Problem requirements: Reproduce each line from the records that holds "label".

The data:
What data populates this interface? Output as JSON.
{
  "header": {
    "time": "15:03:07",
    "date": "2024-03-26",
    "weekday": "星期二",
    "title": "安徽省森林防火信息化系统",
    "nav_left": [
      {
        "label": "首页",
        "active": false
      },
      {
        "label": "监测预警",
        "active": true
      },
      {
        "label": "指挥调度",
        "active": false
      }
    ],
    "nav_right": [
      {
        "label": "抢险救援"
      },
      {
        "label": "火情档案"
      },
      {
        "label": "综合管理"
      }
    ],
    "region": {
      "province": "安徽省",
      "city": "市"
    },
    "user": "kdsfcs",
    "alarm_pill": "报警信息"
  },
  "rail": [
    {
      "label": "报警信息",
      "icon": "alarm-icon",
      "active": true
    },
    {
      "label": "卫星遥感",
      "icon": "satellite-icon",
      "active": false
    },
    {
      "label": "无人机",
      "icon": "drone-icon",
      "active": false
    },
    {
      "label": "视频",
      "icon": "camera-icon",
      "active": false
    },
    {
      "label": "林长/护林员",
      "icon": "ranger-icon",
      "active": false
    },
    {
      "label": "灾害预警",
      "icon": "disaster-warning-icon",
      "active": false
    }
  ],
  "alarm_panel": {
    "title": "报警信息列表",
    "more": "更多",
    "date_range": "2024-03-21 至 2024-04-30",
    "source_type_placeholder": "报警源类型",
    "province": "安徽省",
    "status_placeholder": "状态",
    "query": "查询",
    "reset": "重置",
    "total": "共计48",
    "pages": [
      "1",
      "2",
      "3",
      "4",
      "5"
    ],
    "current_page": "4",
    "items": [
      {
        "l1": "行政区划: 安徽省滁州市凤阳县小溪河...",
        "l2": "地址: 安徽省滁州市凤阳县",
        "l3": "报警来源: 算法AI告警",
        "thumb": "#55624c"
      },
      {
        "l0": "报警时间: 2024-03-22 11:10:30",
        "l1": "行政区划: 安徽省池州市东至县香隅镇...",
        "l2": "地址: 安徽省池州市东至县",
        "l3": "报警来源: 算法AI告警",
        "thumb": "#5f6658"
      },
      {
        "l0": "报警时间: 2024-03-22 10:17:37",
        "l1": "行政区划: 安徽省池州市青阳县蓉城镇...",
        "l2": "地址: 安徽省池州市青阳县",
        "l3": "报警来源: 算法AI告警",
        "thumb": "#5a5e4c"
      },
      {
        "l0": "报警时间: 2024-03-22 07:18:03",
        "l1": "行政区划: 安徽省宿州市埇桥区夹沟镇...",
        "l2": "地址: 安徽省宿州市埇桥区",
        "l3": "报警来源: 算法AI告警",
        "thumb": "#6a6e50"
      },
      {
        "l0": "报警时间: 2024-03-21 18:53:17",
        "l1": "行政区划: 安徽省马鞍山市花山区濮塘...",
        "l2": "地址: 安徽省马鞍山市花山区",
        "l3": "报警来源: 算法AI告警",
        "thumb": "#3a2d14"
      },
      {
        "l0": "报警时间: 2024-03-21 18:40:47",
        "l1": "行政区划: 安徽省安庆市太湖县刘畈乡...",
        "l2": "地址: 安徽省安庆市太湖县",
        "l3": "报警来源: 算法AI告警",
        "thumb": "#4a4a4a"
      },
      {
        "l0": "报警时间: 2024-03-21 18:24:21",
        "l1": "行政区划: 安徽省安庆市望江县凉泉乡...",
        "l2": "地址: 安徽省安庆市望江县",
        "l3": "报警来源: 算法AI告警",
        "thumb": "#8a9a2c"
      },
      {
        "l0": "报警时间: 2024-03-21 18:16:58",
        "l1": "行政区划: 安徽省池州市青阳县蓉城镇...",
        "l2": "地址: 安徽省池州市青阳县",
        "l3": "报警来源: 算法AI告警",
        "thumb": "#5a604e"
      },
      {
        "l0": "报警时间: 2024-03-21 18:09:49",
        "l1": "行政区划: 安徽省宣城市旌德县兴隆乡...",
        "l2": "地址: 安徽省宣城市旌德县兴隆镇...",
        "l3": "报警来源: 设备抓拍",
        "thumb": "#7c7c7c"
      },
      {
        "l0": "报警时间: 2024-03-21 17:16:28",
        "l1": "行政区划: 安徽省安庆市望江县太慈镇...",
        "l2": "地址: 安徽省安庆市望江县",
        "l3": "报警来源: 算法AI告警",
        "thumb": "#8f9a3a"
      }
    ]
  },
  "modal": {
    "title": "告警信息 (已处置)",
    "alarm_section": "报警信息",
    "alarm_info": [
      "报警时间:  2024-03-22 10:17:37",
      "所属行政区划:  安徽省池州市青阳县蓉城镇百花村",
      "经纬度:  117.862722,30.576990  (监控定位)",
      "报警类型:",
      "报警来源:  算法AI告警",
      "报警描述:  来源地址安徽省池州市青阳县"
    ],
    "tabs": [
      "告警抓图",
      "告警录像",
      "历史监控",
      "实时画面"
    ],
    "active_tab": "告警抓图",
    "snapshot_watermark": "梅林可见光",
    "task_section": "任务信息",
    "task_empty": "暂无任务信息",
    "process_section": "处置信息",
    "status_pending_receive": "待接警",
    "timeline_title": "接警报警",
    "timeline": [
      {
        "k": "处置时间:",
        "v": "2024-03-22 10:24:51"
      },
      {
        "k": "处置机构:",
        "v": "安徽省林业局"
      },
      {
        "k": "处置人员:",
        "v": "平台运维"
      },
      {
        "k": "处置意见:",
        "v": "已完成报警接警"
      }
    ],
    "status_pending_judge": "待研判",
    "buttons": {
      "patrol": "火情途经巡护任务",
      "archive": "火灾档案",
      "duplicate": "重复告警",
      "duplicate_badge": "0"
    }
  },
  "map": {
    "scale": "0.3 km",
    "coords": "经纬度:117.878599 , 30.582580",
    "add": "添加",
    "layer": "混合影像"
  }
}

Answer below:
        "label": "首页",
        "label": "监测预警",
        "label": "指挥调度",
        "label": "抢险救援"
        "label": "火情档案"
        "label": "综合管理"
      "label": "报警信息",
      "label": "卫星遥感",
      "label": "无人机",
      "label": "视频",
      "label": "林长/护林员",
      "label": "灾害预警",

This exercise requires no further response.